Home » freelancer

Tag: freelancer

How much cheaper is an expensive freelancer?

There are two types of readers that this article is for.

1) you are already considering hiring a freelancer, but you are still on the fence about it, and you hope this information will help you decide.

2) you are a freelancer looking for a way to position yourself in front of potential clients.

The short answer to the question in the title is that if you had the time and the skill, you would do it yourself. It would save you money, and you would not have to deal with communication issues. 

But here you are. And this means that either you lack the skill, or more likely, you lack the time. If you had enough time, you could acquire the skill and deliver before the deadline. 

The right freelancer will save you both time and money. 

You will save time in two ways: you don’t have to wait until you build the skills, and you can do other work while the freelancer does theirs. 

Saving money is not always that obvious. I can best illustrate it with a story. 

A couple of years ago, someone reached to me to help them with their site. After the initial discussion, I estimated that the project would cost them around $3k. 

They respectfully told me that it was too much for what they wanted to do, and we parted ways friends.

Fast forward four or so years, and I hear again from this person. They were desperate now. They had spent over $15k hiring help, and their site was still not working. 

Paying $3k to someone you trust looked like a bargain right now. 

Part of it was my mistake for not knowing at the time how to explain the value they were getting. 

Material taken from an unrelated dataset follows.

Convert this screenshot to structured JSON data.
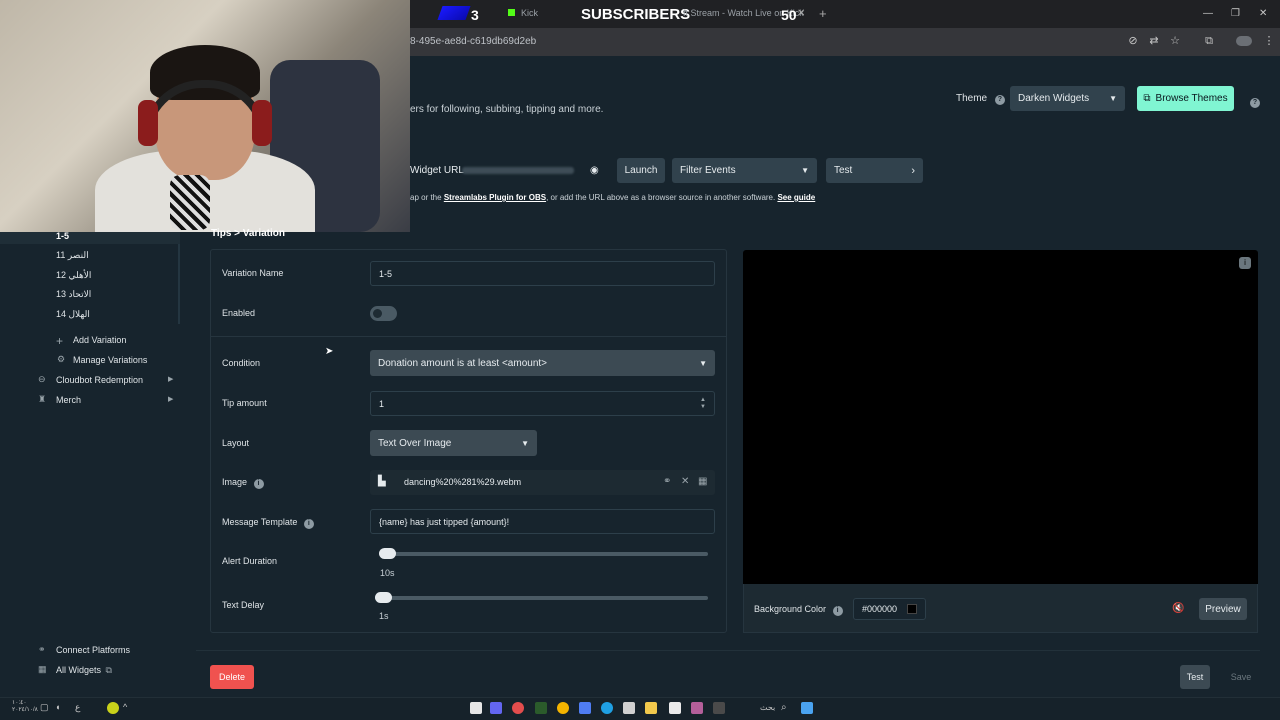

And this brings me to another point: the price of hiring a freelancer is not the same as the cost of hiring them. A lousy experience means you need to hire someone new. That means more money spent and more time lost having your work redone. A good experience means you get it right from the start, and you recoup the money quickly from your working website. So which experience ends up costing you more? And what if you consider the cost that is not financial. Like a stressful relationship vs. smooth sales. 

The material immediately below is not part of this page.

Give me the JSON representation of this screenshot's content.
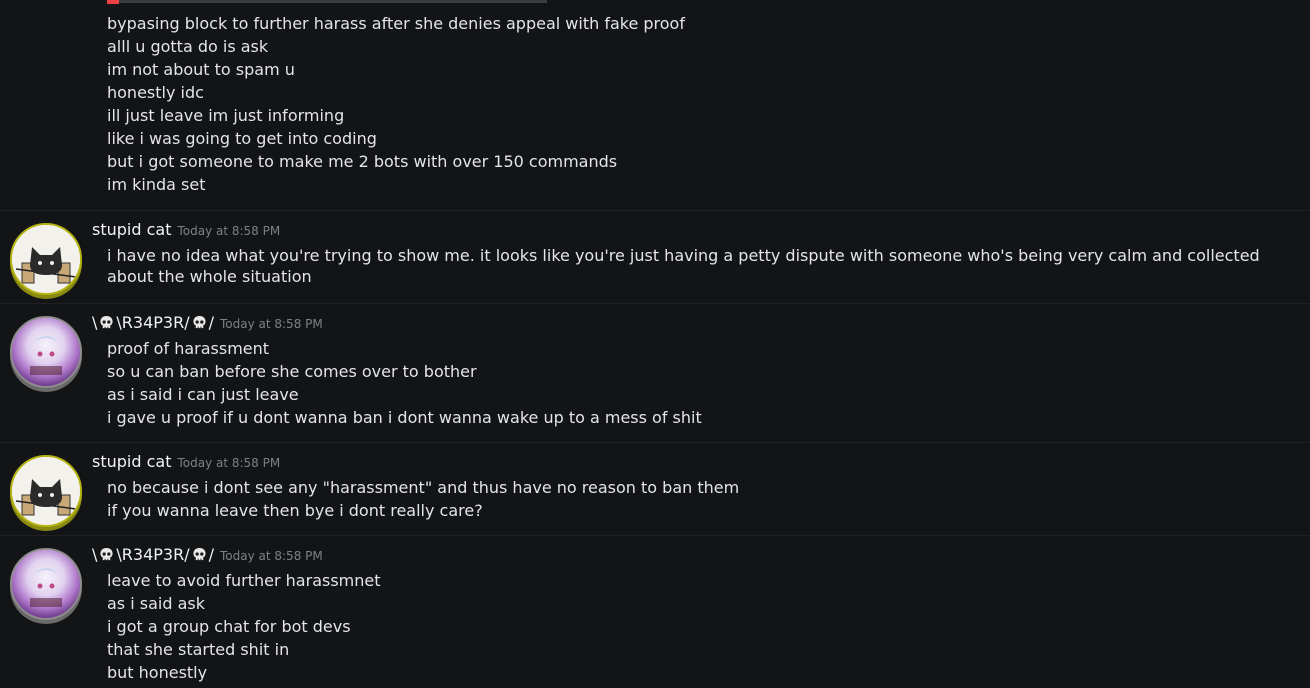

And of course, this begs the question: how do I know if this freelancer is the right one for me? Is expensive, necessarily better or cheap, necessarily bad? 

Let’s deal with cheap/expensive first. Indeed there is no guarantee that expensive means better or even the right choice. But let’s look from the viewpoint of risk. Why would a freelancer charge you less money than another? It could be for a variety of reasons:

  • they desperately need the job;
  • they are new on the market, so they need to earn trust and build experience;
  • they self-evaluate their own ability to deliver as lower than other freelancers;
  • they have turn-key solution ready for you, so their cost is nearly zero;

It is a gamble. They could be outstanding but out of work and needing a job right now. (But this would beg the question, if they are so good why do they have trouble finding work). Or they have a turn-key solution ready to deliver. The catch here is to make sure that this “ready-made” solution actually fits your custom needs, or you would be left trying to fit a round peg into a high-quality and cheap square hole. Can you afford to take this risk?

With a more expensive freelancer, they could be bluffing, but they could also invest in themselves and have better training and a better experience. They could deliver the work with higher quality, faster, and with a lower risk for having to redo it again with someone else. 

Now back to: “how do I know if this freelancer is the right one for me?” 

It comes down to trust. What have they done that they can show you to prove their experience? What have they created and put out? Who is talking about them? How did you find them? Has anyone you know recommended them? 

My argument is that if you trust them, if they come with recommendations, and if you can see past work from them that is in line with what you want to build, then it makes sense to pay a premium now and have the peace of mind that comes with lower risk.

Choose wisely. 🙂

How do you find customers?

I know this is a burning question in the minds of many entrepreneurs and freelancers. 

I don’t have a “how-to” guide that will guarantee your success, but I would like to share my perspective because it is not just about getting more business, but also about creating a better world for everyone :). I also admit that what I about to share does not apply to everyone or every business model.

My first customer was my first employer. They were buying what I had to offer, my unpolished, raw programming skills fresh out of school. I did not like that customer, but they taught me a lesson: 

your customers should find you, rather than you finding them. 

It took me almost a decade to understand it, though. 

My second customer was my second employer. But this time there was a big difference. They called me, and I had to decide if I wanted to work for them, not the other way around. They had already decided they wanted me there.

This may seem like luck, and that is what I also thought for a while. But it happened again with the third employer. And after that, I stopped being an employee and became a freelancer. And the people I work with today found me. 

It wasn’t until I read about inbound marketing that I understood what was going on. And that, in fact, luck was just a part of it, and maybe not the most significant part. 

What I was not doing was not sitting around, waiting for clients to call. I was continuously working. Either to improve my skill or to generously solve other people’s problems. 

When I began my freelance work, I’ve spent the first two years doing volunteer work. And they have been the best years. In those times, I would only do work that was profoundly satisfying to me. And I discovered how nourishing it is for the soul to be able to choose the people you are working with or working for. 

To paraphrase Seth Godin, the way to get clients is to do work that matters for people who care and to do so generously.